As states pass ever-expanding abortion restrictions and people search online for how to find abortion services, reproductive rights advocates are fighting false abortion information online and encountering headwinds with promoting their own accurate, science-based information on social media.
Wednesday’s verdict in the defamation trial of Johnny Depp and Amber Heard marks the end of the legal proceedings. But the impact of the case will reverberate. The court of public opinion handed a decisive victory to Depp early on, spotlighting huge cultural blindspots that extend far beyond Heard—whatever you may think of her. Until we reckon with these blindspots, ordinary credibility judgments will be distorted in ways that disadvantage everyday accusers.
When filmmaker Jennie Livingston stumbled upon drag ball culture in the late 1980s, they had no idea how much the resulting film would resonate. Released in 1990, Livingston’s first documentary Paris Is Burning showcases drag balls during the late 1980s in Harlem, New York City, and features interviews with numerous queer and trans Black and Latinx performers who comprised the various “houses” in competition at the balls. Decades later, the film continues to resonate.
I refuse to use the term “thirst trap” because it reinforces misogynistic ideas that are already too pervasive in our culture. It implies women’s bodies are inherently sexual; it goes hand in hand with rape culture and slut-shaming; the term assumes that sexual attractiveness is objective and implies women are at fault for men’s sexual frustration.
News coverage of women by the nation’s most prominent news outlets is consistently skin deep and fleeting. The establishment press should stop treating women merely as spectacle, novelty or eye-candy and begin taking women and gender issues seriously.
A new report from the the Human Rights Campaign gives new insight on how media coverage and broader “visibility” can both affect society’s perception of the transgender community as well as transgender individuals.
Black women have historically played a crucial role in the origins of hip hop, but are often unacknowledged. Learning the rich herstory of hip hop feminism shows what an important role women have played in the past and the future of the genre.
From calling out pay disparity to defiantly saying ‘gay,’ enjoy these feminist wins from the 94th Academy Awards. (After all, we can’t let two grown men steal *all* of the headlines.)

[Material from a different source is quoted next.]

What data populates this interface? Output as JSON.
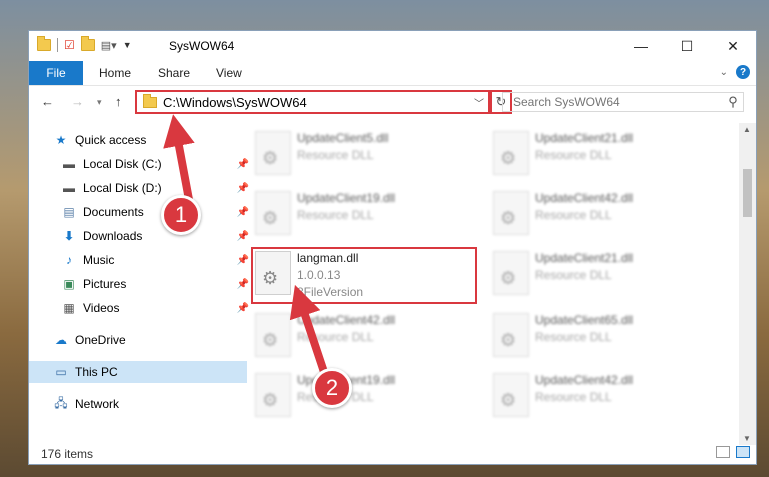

I was 25 when I was finally ready to admit I wasn’t straight. I was lucky politics didn’t factor into my journey. It’s a luxury today’s students don’t have, between policies like Florida’s “Don’t Say Gay” bill and the Texas directive that orders state agencies to investigate gender-confirming care. Avoiding these topics won’t stop kids from being queer—it will just leave them feeling isolated. It will leave them closeted and at risk.
Pop singer Lizzo is known for spreading body positivity, an important message for girls and women—but body positivity alone cannot solve the problem of racialized misogyny.